The two basic categories of damages are: total loss (sometimes called “damaged beyond repair”) and not damaged beyond repair.
If your property is a total loss, you may recover (1) the actual value of the property less any remaining value; (2) the amount of any further dollar loss caused by the loss of the property; (3) interest from the time at which the value of the property is determined; and (4) loss of use of the property if it involves a commercial vehicle.
For property that is not damaged beyond repair, you may recover (1) the fair market value of the property prior to the damage minus the fair market value after the damage; (2) the reasonable cost of repair for restoring the damaged property to substantially the same condition prior to the damage; (3) if the repair did not restore the value then also the difference in fair market value; and (4) reasonable loss of use during the time reasonably required to make the repair.
Under either scenario, the property owner is obligated to “mitigate” their damages by promptly seeking reasonable repairs or replacing the property.

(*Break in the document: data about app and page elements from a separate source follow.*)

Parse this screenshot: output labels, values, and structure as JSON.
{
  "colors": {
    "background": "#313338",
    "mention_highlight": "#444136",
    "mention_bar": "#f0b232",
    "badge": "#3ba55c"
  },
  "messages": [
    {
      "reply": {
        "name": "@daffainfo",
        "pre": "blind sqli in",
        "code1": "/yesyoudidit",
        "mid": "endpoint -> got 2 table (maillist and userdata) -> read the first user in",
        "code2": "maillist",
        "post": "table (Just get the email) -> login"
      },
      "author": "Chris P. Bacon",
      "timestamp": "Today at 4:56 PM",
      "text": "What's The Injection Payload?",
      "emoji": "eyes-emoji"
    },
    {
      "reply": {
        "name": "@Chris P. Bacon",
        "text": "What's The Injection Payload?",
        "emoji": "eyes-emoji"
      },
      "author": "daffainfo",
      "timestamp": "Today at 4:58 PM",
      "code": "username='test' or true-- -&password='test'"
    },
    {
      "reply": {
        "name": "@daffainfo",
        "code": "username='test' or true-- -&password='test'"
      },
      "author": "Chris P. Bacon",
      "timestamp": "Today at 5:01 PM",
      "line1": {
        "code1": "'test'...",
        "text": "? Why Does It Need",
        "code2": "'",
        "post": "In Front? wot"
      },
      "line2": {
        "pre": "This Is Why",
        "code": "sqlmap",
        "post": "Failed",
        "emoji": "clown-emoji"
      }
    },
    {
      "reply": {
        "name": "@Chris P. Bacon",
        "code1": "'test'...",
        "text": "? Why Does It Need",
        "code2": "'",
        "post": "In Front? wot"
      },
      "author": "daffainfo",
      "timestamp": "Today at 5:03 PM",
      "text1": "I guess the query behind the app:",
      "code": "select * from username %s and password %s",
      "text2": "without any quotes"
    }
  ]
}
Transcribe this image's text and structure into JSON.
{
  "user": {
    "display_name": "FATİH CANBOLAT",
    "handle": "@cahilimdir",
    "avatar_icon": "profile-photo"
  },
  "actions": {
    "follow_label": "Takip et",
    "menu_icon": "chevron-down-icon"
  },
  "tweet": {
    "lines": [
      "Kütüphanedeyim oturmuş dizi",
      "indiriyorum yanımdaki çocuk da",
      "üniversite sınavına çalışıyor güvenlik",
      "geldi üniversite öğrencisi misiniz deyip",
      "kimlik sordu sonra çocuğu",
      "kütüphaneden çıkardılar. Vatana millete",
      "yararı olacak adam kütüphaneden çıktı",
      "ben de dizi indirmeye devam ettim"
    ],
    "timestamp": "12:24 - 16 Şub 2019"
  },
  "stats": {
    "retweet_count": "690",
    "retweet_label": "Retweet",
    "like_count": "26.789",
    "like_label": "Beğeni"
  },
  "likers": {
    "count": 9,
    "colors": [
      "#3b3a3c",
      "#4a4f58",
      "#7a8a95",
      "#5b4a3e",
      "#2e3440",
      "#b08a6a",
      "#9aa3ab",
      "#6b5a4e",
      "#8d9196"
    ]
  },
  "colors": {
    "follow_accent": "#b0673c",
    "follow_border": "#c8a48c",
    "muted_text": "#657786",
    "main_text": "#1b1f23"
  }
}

Any unreasonable delay in seeking repairs or replacement could be subtracted from your recovery by a court. If you do not have insurance on your property, you will also need to show liability against a third party to recover. In any case, a court will resist awarding any “double recovery” for your damages.
If you have been injured in an accident or incurred other damages as a result, please call Aaron Ferguson Law and its experienced attorneys at (651) 493-0426 for a free consultation.